Work instructions >> Down to the last line, restate the material below exactly.

Records for processing >>
========

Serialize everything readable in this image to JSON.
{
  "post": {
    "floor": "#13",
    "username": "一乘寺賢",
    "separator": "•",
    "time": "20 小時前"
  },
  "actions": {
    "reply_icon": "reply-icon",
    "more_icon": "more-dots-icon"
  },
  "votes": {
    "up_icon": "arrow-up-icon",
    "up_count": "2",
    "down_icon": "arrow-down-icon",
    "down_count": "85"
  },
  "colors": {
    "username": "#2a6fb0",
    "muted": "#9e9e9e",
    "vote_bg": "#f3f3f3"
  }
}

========

Solution below >>
Serialize everything readable in this image to JSON.
{
  "post": {
    "floor": "#13",
    "username": "一乘寺賢",
    "separator": "•",
    "time": "20 小時前"
  },
  "actions": {
    "reply_icon": "reply-icon",
    "more_icon": "more-dots-icon"
  },
  "votes": {
    "up_icon": "arrow-up-icon",
    "up_count": "2",
    "down_icon": "arrow-down-icon",
    "down_count": "85"
  },
  "colors": {
    "username": "#2a6fb0",
    "muted": "#9e9e9e",
    "vote_bg": "#f3f3f3"
  }
}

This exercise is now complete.